* **Task input**:
------------------------
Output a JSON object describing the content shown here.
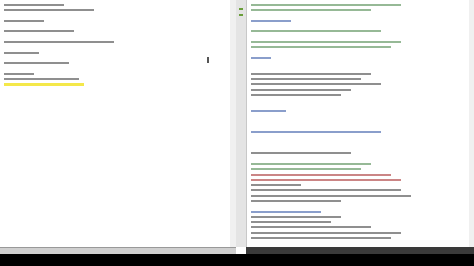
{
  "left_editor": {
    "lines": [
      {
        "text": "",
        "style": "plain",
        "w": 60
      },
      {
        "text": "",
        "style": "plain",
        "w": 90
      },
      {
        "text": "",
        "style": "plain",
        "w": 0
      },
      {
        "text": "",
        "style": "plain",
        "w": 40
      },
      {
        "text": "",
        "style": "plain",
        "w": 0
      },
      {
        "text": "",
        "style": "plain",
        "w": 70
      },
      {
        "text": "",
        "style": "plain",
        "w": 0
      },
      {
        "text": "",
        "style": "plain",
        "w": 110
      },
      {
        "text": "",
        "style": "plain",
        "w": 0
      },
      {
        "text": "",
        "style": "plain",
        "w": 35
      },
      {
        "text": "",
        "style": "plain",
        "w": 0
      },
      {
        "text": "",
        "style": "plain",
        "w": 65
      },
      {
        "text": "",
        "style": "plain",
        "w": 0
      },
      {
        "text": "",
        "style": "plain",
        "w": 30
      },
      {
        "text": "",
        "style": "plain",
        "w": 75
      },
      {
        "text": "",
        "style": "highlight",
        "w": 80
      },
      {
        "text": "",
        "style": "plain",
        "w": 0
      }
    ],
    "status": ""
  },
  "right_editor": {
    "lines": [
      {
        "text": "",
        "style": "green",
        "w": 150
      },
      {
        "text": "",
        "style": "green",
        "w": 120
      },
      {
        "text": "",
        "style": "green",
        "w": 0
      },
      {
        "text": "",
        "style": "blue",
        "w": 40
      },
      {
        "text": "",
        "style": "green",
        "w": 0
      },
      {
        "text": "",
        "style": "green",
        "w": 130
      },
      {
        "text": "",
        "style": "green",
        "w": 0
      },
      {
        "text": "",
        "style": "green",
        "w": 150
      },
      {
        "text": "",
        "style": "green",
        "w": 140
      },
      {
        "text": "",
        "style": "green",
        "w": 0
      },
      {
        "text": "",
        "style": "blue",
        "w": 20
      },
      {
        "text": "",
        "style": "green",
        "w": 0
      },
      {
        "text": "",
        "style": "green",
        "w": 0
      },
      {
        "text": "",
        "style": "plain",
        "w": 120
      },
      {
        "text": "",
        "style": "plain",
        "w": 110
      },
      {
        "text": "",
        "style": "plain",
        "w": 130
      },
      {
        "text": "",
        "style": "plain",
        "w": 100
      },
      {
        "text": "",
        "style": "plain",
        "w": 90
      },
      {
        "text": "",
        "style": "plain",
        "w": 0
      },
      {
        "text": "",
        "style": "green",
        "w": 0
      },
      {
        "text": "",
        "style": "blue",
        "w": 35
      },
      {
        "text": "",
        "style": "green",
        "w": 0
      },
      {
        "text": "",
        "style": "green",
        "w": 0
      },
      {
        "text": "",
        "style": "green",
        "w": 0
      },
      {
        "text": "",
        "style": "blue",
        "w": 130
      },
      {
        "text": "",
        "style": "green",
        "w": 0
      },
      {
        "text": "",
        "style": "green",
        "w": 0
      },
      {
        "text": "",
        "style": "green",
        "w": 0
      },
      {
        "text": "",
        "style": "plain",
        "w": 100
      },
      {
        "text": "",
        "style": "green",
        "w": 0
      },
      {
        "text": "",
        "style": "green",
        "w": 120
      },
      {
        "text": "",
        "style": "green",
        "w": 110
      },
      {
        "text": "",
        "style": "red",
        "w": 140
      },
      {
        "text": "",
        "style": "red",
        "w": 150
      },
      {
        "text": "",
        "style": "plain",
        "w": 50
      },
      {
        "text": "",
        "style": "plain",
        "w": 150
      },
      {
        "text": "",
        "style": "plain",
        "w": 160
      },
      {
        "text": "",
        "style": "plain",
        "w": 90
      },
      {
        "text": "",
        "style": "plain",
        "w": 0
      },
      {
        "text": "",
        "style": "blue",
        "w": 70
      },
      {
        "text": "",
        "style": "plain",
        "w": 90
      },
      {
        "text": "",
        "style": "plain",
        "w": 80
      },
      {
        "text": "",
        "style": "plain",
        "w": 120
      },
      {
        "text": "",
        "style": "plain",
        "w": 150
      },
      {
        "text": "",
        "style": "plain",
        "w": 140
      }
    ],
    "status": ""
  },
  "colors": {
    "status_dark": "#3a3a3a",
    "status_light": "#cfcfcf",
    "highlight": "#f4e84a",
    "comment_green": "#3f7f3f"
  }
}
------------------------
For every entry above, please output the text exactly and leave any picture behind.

* **Problem solution**:
Output a JSON object describing the content shown here.
{
  "left_editor": {
    "lines": [
      {
        "text": "",
        "style": "plain",
        "w": 60
      },
      {
        "text": "",
        "style": "plain",
        "w": 90
      },
      {
        "text": "",
        "style": "plain",
        "w": 0
      },
      {
        "text": "",
        "style": "plain",
        "w": 40
      },
      {
        "text": "",
        "style": "plain",
        "w": 0
      },
      {
        "text": "",
        "style": "plain",
        "w": 70
      },
      {
        "text": "",
        "style": "plain",
        "w": 0
      },
      {
        "text": "",
        "style": "plain",
        "w": 110
      },
      {
        "text": "",
        "style": "plain",
        "w": 0
      },
      {
        "text": "",
        "style": "plain",
        "w": 35
      },
      {
        "text": "",
        "style": "plain",
        "w": 0
      },
      {
        "text": "",
        "style": "plain",
        "w": 65
      },
      {
        "text": "",
        "style": "plain",
        "w": 0
      },
      {
        "text": "",
        "style": "plain",
        "w": 30
      },
      {
        "text": "",
        "style": "plain",
        "w": 75
      },
      {
        "text": "",
        "style": "highlight",
        "w": 80
      },
      {
        "text": "",
        "style": "plain",
        "w": 0
      }
    ],
    "status": ""
  },
  "right_editor": {
    "lines": [
      {
        "text": "",
        "style": "green",
        "w": 150
      },
      {
        "text": "",
        "style": "green",
        "w": 120
      },
      {
        "text": "",
        "style": "green",
        "w": 0
      },
      {
        "text": "",
        "style": "blue",
        "w": 40
      },
      {
        "text": "",
        "style": "green",
        "w": 0
      },
      {
        "text": "",
        "style": "green",
        "w": 130
      },
      {
        "text": "",
        "style": "green",
        "w": 0
      },
      {
        "text": "",
        "style": "green",
        "w": 150
      },
      {
        "text": "",
        "style": "green",
        "w": 140
      },
      {
        "text": "",
        "style": "green",
        "w": 0
      },
      {
        "text": "",
        "style": "blue",
        "w": 20
      },
      {
        "text": "",
        "style": "green",
        "w": 0
      },
      {
        "text": "",
        "style": "green",
        "w": 0
      },
      {
        "text": "",
        "style": "plain",
        "w": 120
      },
      {
        "text": "",
        "style": "plain",
        "w": 110
      },
      {
        "text": "",
        "style": "plain",
        "w": 130
      },
      {
        "text": "",
        "style": "plain",
        "w": 100
      },
      {
        "text": "",
        "style": "plain",
        "w": 90
      },
      {
        "text": "",
        "style": "plain",
        "w": 0
      },
      {
        "text": "",
        "style": "green",
        "w": 0
      },
      {
        "text": "",
        "style": "blue",
        "w": 35
      },
      {
        "text": "",
        "style": "green",
        "w": 0
      },
      {
        "text": "",
        "style": "green",
        "w": 0
      },
      {
        "text": "",
        "style": "green",
        "w": 0
      },
      {
        "text": "",
        "style": "blue",
        "w": 130
      },
      {
        "text": "",
        "style": "green",
        "w": 0
      },
      {
        "text": "",
        "style": "green",
        "w": 0
      },
      {
        "text": "",
        "style": "green",
        "w": 0
      },
      {
        "text": "",
        "style": "plain",
        "w": 100
      },
      {
        "text": "",
        "style": "green",
        "w": 0
      },
      {
        "text": "",
        "style": "green",
        "w": 120
      },
      {
        "text": "",
        "style": "green",
        "w": 110
      },
      {
        "text": "",
        "style": "red",
        "w": 140
      },
      {
        "text": "",
        "style": "red",
        "w": 150
      },
      {
        "text": "",
        "style": "plain",
        "w": 50
      },
      {
        "text": "",
        "style": "plain",
        "w": 150
      },
      {
        "text": "",
        "style": "plain",
        "w": 160
      },
      {
        "text": "",
        "style": "plain",
        "w": 90
      },
      {
        "text": "",
        "style": "plain",
        "w": 0
      },
      {
        "text": "",
        "style": "blue",
        "w": 70
      },
      {
        "text": "",
        "style": "plain",
        "w": 90
      },
      {
        "text": "",
        "style": "plain",
        "w": 80
      },
      {
        "text": "",
        "style": "plain",
        "w": 120
      },
      {
        "text": "",
        "style": "plain",
        "w": 150
      },
      {
        "text": "",
        "style": "plain",
        "w": 140
      }
    ],
    "status": ""
  },
  "colors": {
    "status_dark": "#3a3a3a",
    "status_light": "#cfcfcf",
    "highlight": "#f4e84a",
    "comment_green": "#3f7f3f"
  }
}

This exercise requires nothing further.